= Work to be completed =
Whenever a line in the entries below contains the string "text", copy that line.

---------- Supplied material ----------

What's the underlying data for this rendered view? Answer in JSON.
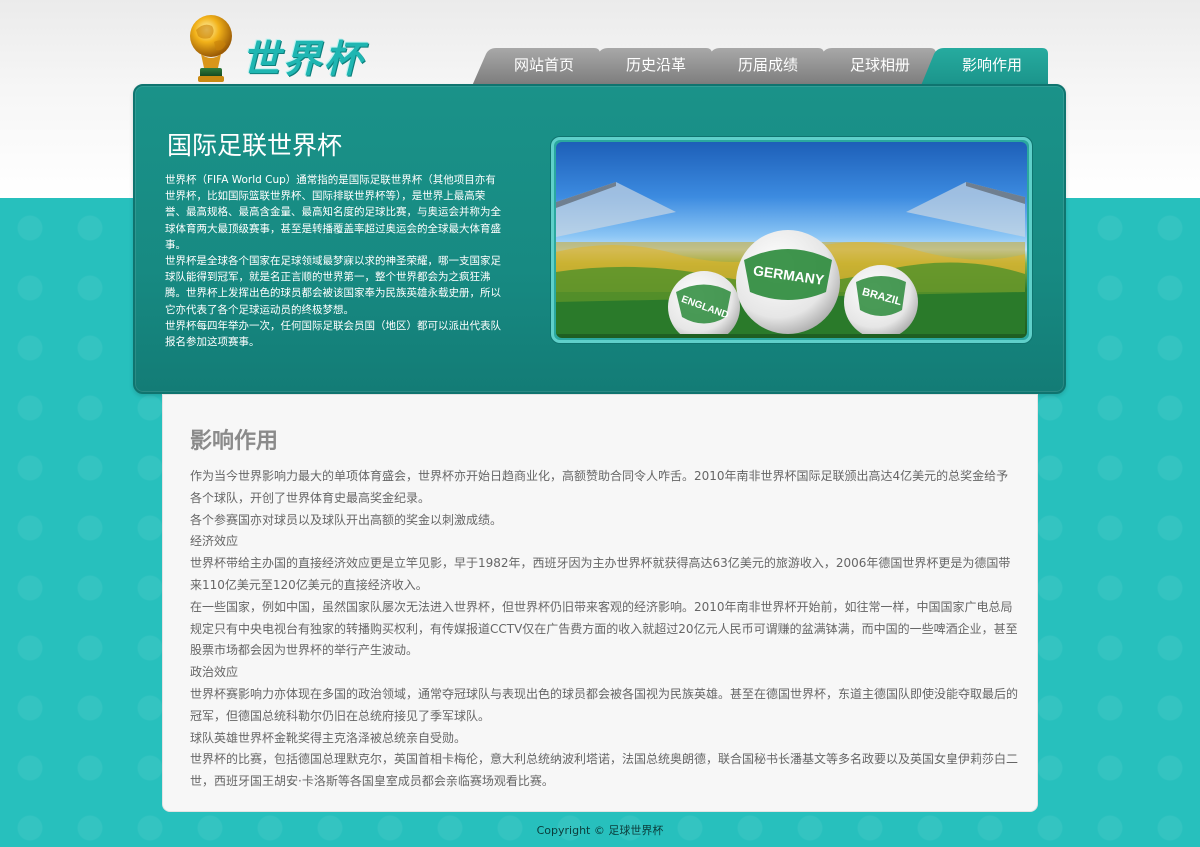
{
  "logo": {
    "text": "世界杯",
    "icon": "trophy-icon"
  },
  "nav": {
    "tabs": [
      {
        "label": "网站首页",
        "active": false
      },
      {
        "label": "历史沿革",
        "active": false
      },
      {
        "label": "历届成绩",
        "active": false
      },
      {
        "label": "足球相册",
        "active": false
      },
      {
        "label": "影响作用",
        "active": true
      }
    ]
  },
  "intro": {
    "title": "国际足联世界杯",
    "paragraphs": [
      "世界杯（FIFA World Cup）通常指的是国际足联世界杯（其他项目亦有世界杯，比如国际篮联世界杯、国际排联世界杯等），是世界上最高荣誉、最高规格、最高含金量、最高知名度的足球比赛，与奥运会并称为全球体育两大最顶级赛事，甚至是转播覆盖率超过奥运会的全球最大体育盛事。",
      "世界杯是全球各个国家在足球领域最梦寐以求的神圣荣耀，哪一支国家足球队能得到冠军，就是名正言顺的世界第一，整个世界都会为之疯狂沸腾。世界杯上发挥出色的球员都会被该国家奉为民族英雄永载史册，所以它亦代表了各个足球运动员的终极梦想。",
      "世界杯每四年举办一次，任何国际足联会员国（地区）都可以派出代表队报名参加这项赛事。"
    ],
    "image_labels": {
      "center": "GERMANY",
      "left": "ENGLAND",
      "right": "BRAZIL"
    }
  },
  "content": {
    "title": "影响作用",
    "paragraphs": [
      "作为当今世界影响力最大的单项体育盛会，世界杯亦开始日趋商业化，高额赞助合同令人咋舌。2010年南非世界杯国际足联颁出高达4亿美元的总奖金给予各个球队，开创了世界体育史最高奖金纪录。",
      "各个参赛国亦对球员以及球队开出高额的奖金以刺激成绩。",
      "经济效应",
      "世界杯带给主办国的直接经济效应更是立竿见影，早于1982年，西班牙因为主办世界杯就获得高达63亿美元的旅游收入，2006年德国世界杯更是为德国带来110亿美元至120亿美元的直接经济收入。",
      "在一些国家，例如中国，虽然国家队屡次无法进入世界杯，但世界杯仍旧带来客观的经济影响。2010年南非世界杯开始前，如往常一样，中国国家广电总局规定只有中央电视台有独家的转播购买权利，有传媒报道CCTV仅在广告费方面的收入就超过20亿元人民币可谓赚的盆满钵满，而中国的一些啤酒企业，甚至股票市场都会因为世界杯的举行产生波动。",
      "政治效应",
      "世界杯赛影响力亦体现在多国的政治领域，通常夺冠球队与表现出色的球员都会被各国视为民族英雄。甚至在德国世界杯，东道主德国队即使没能夺取最后的冠军，但德国总统科勒尔仍旧在总统府接见了季军球队。",
      "球队英雄世界杯金靴奖得主克洛泽被总统亲自受勋。",
      "世界杯的比赛，包括德国总理默克尔，英国首相卡梅伦，意大利总统纳波利塔诺，法国总统奥朗德，联合国秘书长潘基文等多名政要以及英国女皇伊莉莎白二世，西班牙国王胡安·卡洛斯等各国皇室成员都会亲临赛场观看比赛。"
    ]
  },
  "footer": {
    "text": "Copyright © 足球世界杯"
  },
  "colors": {
    "accent": "#1a9289",
    "background": "#27c0bd",
    "tab_active": "#1d9a90",
    "tab_inactive": "#8a8a8a"
  }
}
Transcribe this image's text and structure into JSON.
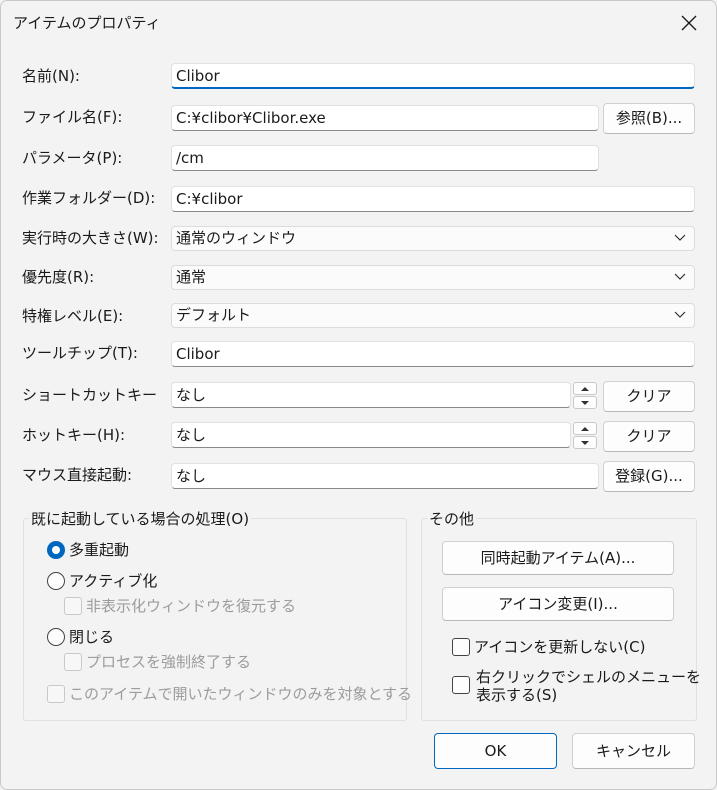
{
  "window": {
    "title": "アイテムのプロパティ",
    "close_icon": "close-icon"
  },
  "fields": {
    "name": {
      "label": "名前(N):",
      "value": "Clibor"
    },
    "filename": {
      "label": "ファイル名(F):",
      "value": "C:¥clibor¥Clibor.exe",
      "browse_label": "参照(B)..."
    },
    "parameters": {
      "label": "パラメータ(P):",
      "value": "/cm"
    },
    "workdir": {
      "label": "作業フォルダー(D):",
      "value": "C:¥clibor"
    },
    "runsize": {
      "label": "実行時の大きさ(W):",
      "value": "通常のウィンドウ"
    },
    "priority": {
      "label": "優先度(R):",
      "value": "通常"
    },
    "privilege": {
      "label": "特権レベル(E):",
      "value": "デフォルト"
    },
    "tooltip": {
      "label": "ツールチップ(T):",
      "value": "Clibor"
    },
    "shortcut": {
      "label": "ショートカットキー",
      "value": "なし",
      "clear_label": "クリア"
    },
    "hotkey": {
      "label": "ホットキー(H):",
      "value": "なし",
      "clear_label": "クリア"
    },
    "mouse": {
      "label": "マウス直接起動:",
      "value": "なし",
      "register_label": "登録(G)..."
    }
  },
  "already_running": {
    "title": "既に起動している場合の処理(O)",
    "multi": "多重起動",
    "activate": "アクティブ化",
    "restore_hidden": "非表示化ウィンドウを復元する",
    "close": "閉じる",
    "force_kill": "プロセスを強制終了する",
    "only_opened": "このアイテムで開いたウィンドウのみを対象とする",
    "selected": "多重起動"
  },
  "other": {
    "title": "その他",
    "simultaneous": "同時起動アイテム(A)...",
    "change_icon": "アイコン変更(I)...",
    "no_update_icon": "アイコンを更新しない(C)",
    "shell_menu_line1": "右クリックでシェルのメニューを",
    "shell_menu_line2": "表示する(S)"
  },
  "buttons": {
    "ok": "OK",
    "cancel": "キャンセル"
  },
  "colors": {
    "accent": "#0067c0",
    "background": "#f3f3f3"
  }
}
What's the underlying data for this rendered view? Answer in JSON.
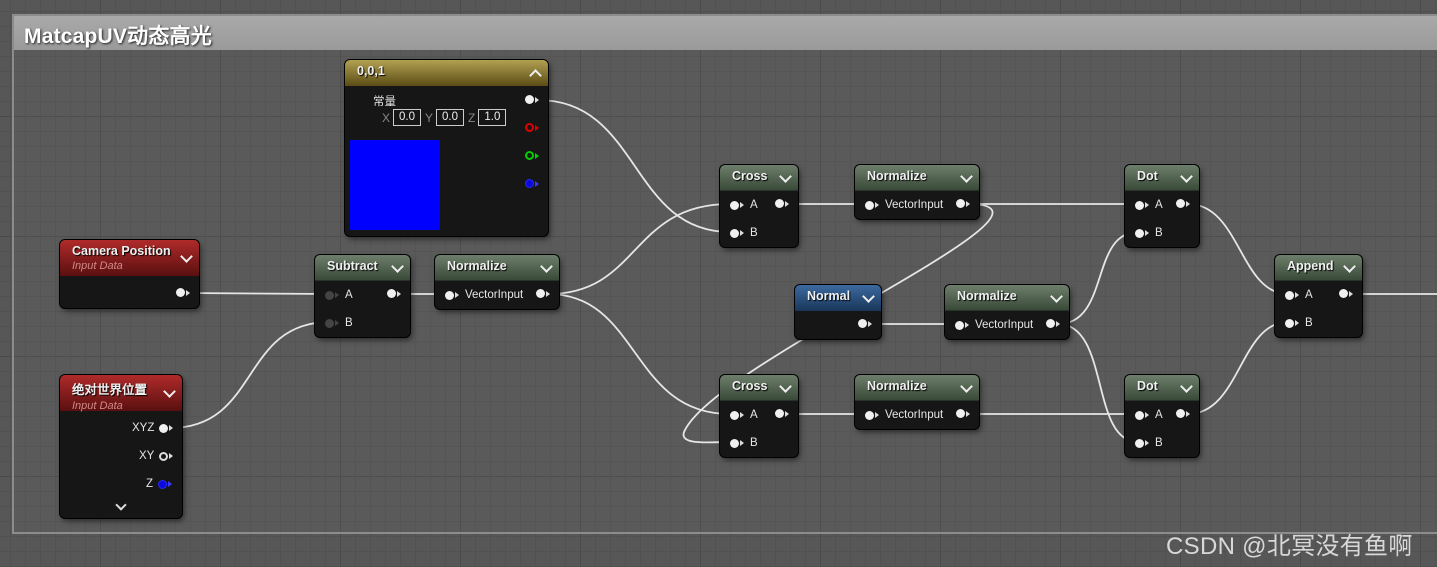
{
  "comment": {
    "title": "MatcapUV动态高光"
  },
  "nodes": {
    "constant": {
      "title": "0,0,1",
      "sublabel": "常量",
      "x_label": "X",
      "x_value": "0.0",
      "y_label": "Y",
      "y_value": "0.0",
      "z_label": "Z",
      "z_value": "1.0",
      "swatch_color": "#0000ff"
    },
    "camera_position": {
      "title": "Camera Position",
      "subtitle": "Input Data"
    },
    "absolute_world_position": {
      "title": "绝对世界位置",
      "subtitle": "Input Data",
      "out_xyz": "XYZ",
      "out_xy": "XY",
      "out_z": "Z"
    },
    "subtract": {
      "title": "Subtract",
      "in_a": "A",
      "in_b": "B"
    },
    "normalize_1": {
      "title": "Normalize",
      "in": "VectorInput"
    },
    "cross_1": {
      "title": "Cross",
      "in_a": "A",
      "in_b": "B"
    },
    "normalize_2": {
      "title": "Normalize",
      "in": "VectorInput"
    },
    "normal": {
      "title": "Normal"
    },
    "normalize_3": {
      "title": "Normalize",
      "in": "VectorInput"
    },
    "cross_2": {
      "title": "Cross",
      "in_a": "A",
      "in_b": "B"
    },
    "normalize_4": {
      "title": "Normalize",
      "in": "VectorInput"
    },
    "dot_1": {
      "title": "Dot",
      "in_a": "A",
      "in_b": "B"
    },
    "dot_2": {
      "title": "Dot",
      "in_a": "A",
      "in_b": "B"
    },
    "append": {
      "title": "Append",
      "in_a": "A",
      "in_b": "B"
    }
  },
  "watermark": "CSDN @北冥没有鱼啊"
}
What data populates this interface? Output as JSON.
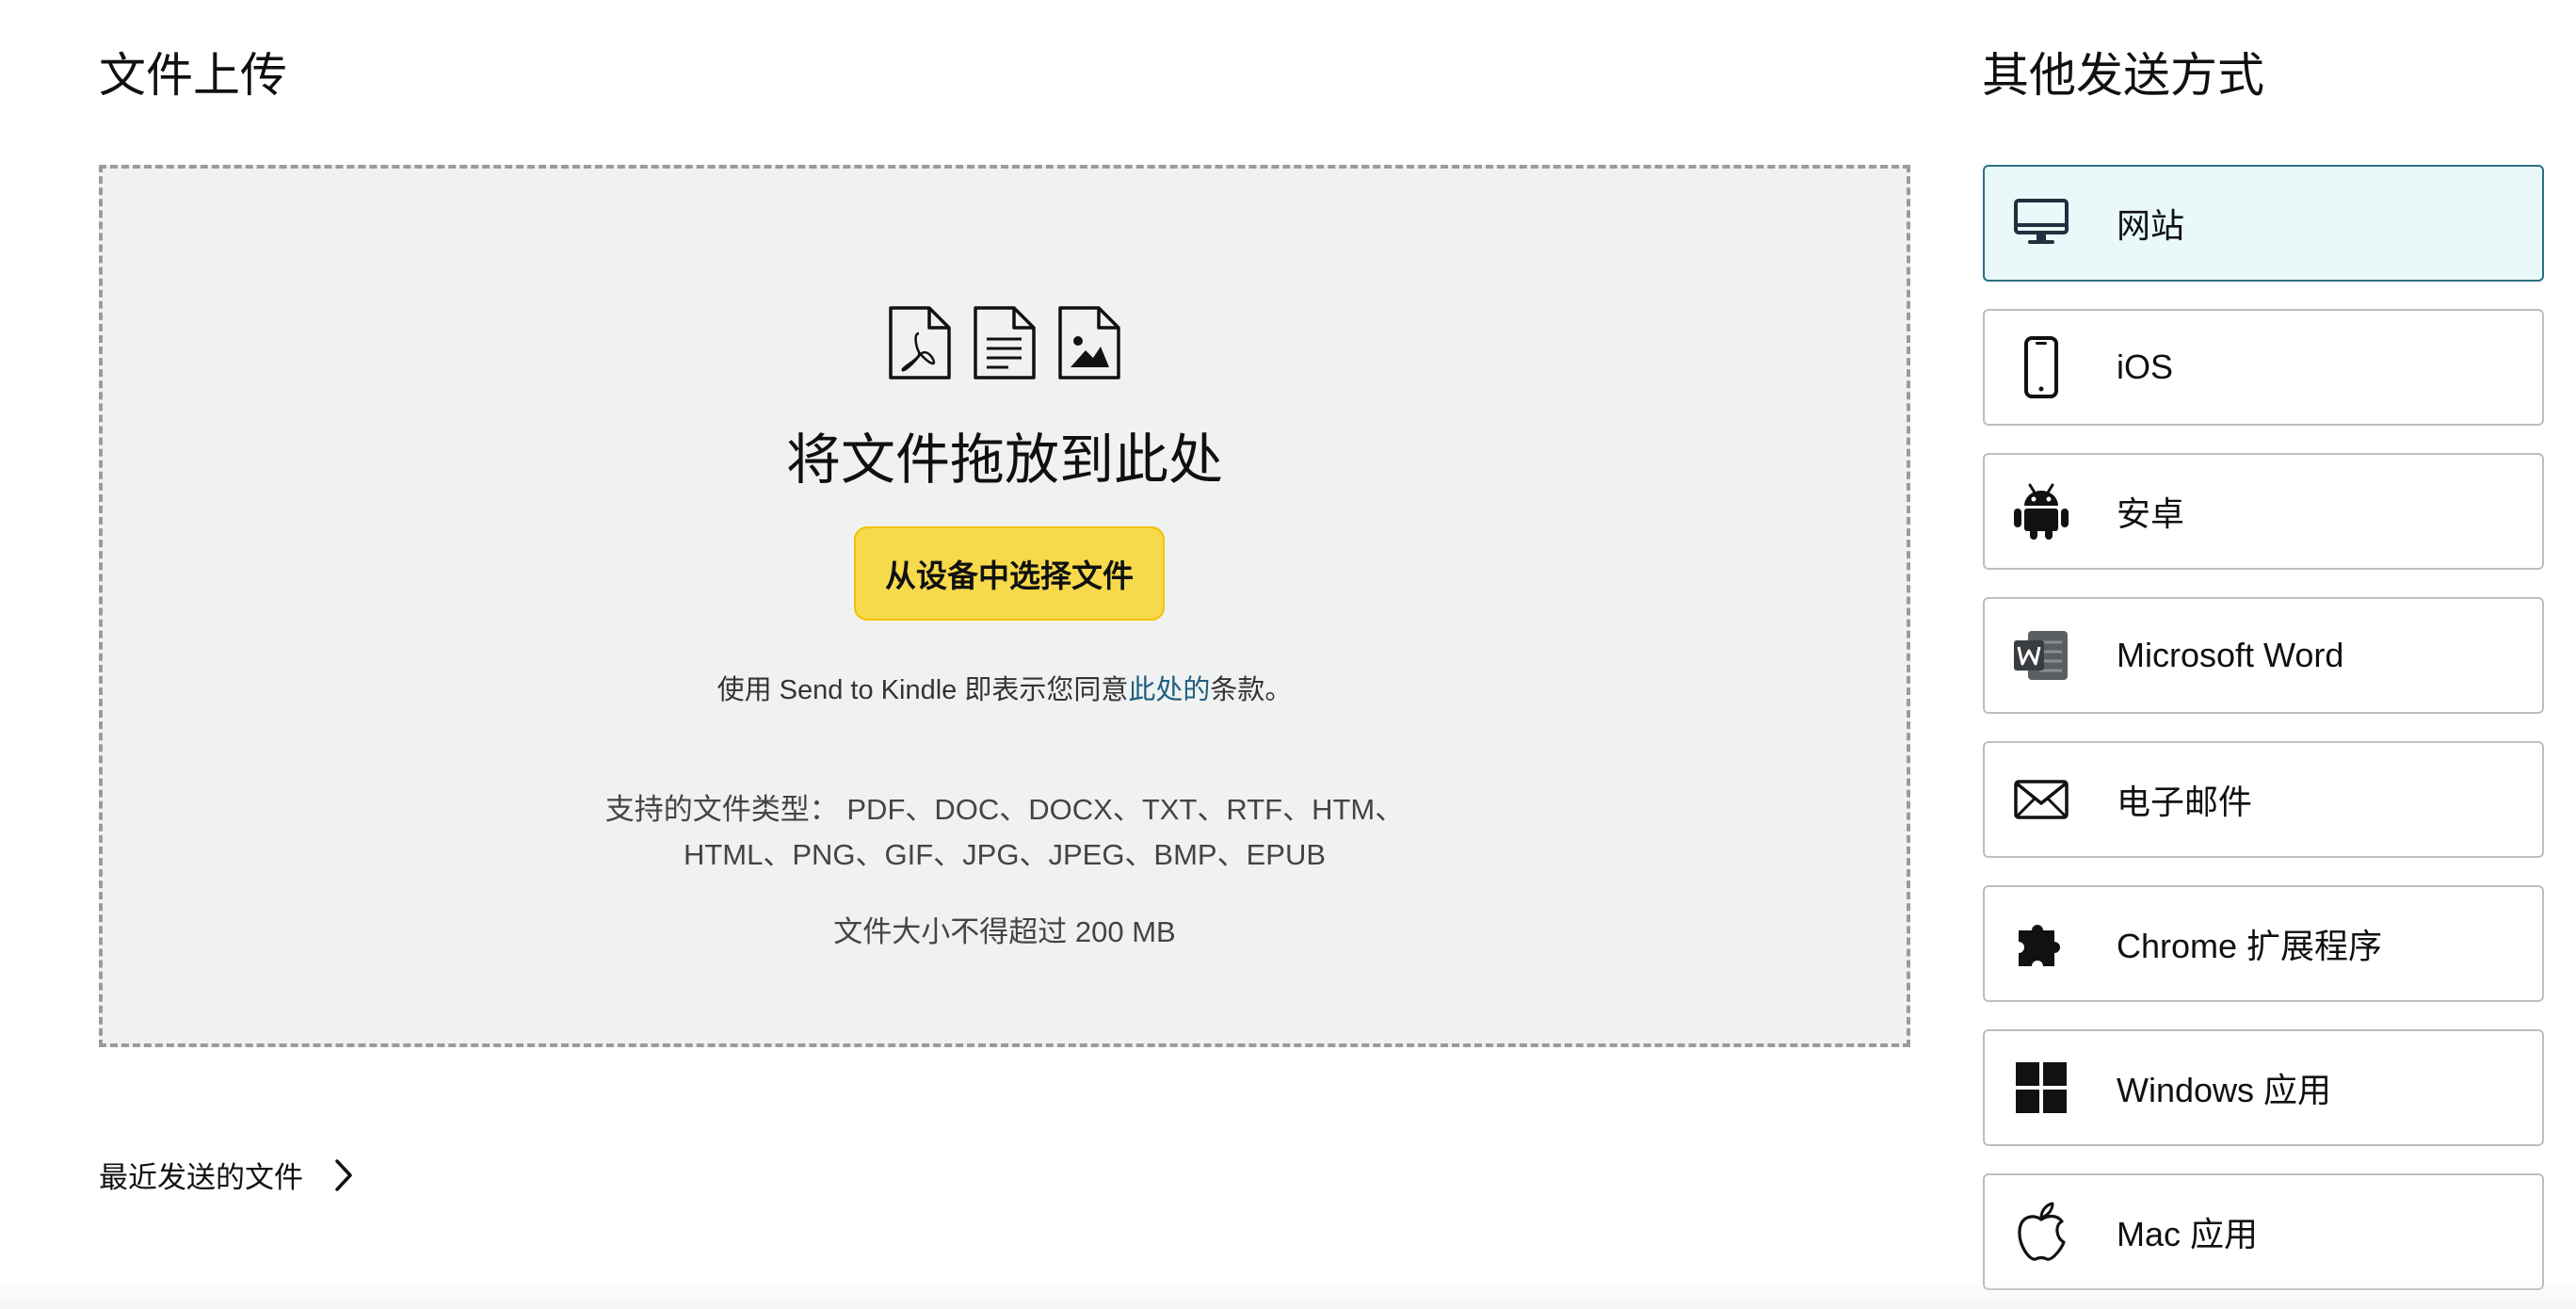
{
  "upload": {
    "title": "文件上传",
    "drop_heading": "将文件拖放到此处",
    "choose_button": "从设备中选择文件",
    "terms_prefix": "使用 Send to Kindle 即表示您同意",
    "terms_link": "此处的",
    "terms_suffix": "条款。",
    "types_line1": "支持的文件类型： PDF、DOC、DOCX、TXT、RTF、HTM、",
    "types_line2": "HTML、PNG、GIF、JPG、JPEG、BMP、EPUB",
    "size_limit": "文件大小不得超过 200 MB",
    "recent_link": "最近发送的文件"
  },
  "other": {
    "title": "其他发送方式",
    "methods": [
      {
        "label": "网站",
        "icon": "desktop-icon",
        "active": true
      },
      {
        "label": "iOS",
        "icon": "phone-icon"
      },
      {
        "label": "安卓",
        "icon": "android-icon"
      },
      {
        "label": "Microsoft Word",
        "icon": "word-icon"
      },
      {
        "label": "电子邮件",
        "icon": "mail-icon"
      },
      {
        "label": "Chrome 扩展程序",
        "icon": "puzzle-icon"
      },
      {
        "label": "Windows 应用",
        "icon": "windows-icon"
      },
      {
        "label": "Mac 应用",
        "icon": "apple-icon"
      }
    ]
  },
  "colors": {
    "button_yellow": "#f7d94c",
    "link_blue": "#1f5f80",
    "dropzone_bg": "#f0f2f2",
    "active_bg": "#e9f8f8"
  }
}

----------

= Exercise result =
    "text": "世界杯",
    "text": "Copyright © 足球世界杯"
Transcribe this image's text and structure into JSON.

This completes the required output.